Input data |

- Opening Delimiter -

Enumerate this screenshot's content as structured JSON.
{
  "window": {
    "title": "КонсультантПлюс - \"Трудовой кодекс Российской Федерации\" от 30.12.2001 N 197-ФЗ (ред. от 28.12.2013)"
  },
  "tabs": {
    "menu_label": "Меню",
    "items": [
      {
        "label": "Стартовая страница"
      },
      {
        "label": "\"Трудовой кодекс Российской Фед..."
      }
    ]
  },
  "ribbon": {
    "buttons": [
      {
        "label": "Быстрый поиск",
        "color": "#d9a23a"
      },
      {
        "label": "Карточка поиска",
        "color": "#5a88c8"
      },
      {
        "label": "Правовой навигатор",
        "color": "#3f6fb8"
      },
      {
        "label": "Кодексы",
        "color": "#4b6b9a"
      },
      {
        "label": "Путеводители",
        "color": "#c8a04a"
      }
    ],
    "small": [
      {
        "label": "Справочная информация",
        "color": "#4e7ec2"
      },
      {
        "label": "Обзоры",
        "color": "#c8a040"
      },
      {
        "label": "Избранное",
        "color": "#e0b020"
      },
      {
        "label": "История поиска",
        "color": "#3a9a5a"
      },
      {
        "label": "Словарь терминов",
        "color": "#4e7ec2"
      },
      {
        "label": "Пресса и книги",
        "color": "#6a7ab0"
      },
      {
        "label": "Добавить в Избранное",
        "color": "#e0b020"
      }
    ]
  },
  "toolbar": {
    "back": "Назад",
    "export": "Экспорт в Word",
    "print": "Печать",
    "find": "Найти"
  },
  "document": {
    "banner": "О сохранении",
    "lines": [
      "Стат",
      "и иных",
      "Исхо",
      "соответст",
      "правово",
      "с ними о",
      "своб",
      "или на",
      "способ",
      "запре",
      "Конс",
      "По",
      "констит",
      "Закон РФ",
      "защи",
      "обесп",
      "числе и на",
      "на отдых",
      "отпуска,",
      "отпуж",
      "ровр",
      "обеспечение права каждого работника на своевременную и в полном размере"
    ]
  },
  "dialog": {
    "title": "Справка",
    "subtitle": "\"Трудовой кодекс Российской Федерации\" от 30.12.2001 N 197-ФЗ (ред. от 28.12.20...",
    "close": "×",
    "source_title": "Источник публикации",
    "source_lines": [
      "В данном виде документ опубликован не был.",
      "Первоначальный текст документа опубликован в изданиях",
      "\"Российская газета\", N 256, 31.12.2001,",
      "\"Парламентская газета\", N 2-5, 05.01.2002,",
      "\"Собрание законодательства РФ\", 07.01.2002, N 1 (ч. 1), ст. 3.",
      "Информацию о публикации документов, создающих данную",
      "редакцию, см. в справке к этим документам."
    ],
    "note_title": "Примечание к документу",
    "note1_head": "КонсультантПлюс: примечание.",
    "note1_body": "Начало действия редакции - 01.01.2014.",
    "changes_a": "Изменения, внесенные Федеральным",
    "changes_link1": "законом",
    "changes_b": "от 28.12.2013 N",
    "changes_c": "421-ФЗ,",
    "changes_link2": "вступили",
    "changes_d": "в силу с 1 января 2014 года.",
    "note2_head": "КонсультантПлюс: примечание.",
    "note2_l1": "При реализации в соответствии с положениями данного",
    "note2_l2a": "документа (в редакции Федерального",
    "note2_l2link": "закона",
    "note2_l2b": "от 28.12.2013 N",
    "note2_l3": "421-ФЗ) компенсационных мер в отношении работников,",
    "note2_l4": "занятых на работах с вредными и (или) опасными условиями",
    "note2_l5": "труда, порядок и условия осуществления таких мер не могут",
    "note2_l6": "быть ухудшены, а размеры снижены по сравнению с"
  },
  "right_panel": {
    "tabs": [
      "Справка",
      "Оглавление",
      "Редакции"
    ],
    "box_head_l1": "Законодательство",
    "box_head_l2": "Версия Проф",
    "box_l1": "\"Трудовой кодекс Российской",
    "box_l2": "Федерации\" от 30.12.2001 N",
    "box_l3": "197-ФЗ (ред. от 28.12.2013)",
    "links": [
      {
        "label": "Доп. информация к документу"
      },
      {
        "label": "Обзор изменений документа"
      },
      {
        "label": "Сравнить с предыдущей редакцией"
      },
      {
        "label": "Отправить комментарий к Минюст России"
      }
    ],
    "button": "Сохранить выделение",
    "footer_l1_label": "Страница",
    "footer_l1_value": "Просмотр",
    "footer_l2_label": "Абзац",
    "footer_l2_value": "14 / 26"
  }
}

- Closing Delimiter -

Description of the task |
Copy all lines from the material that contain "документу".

Response to the task |
    "note_title": "Примечание к документу",
        "label": "Доп. информация к документу"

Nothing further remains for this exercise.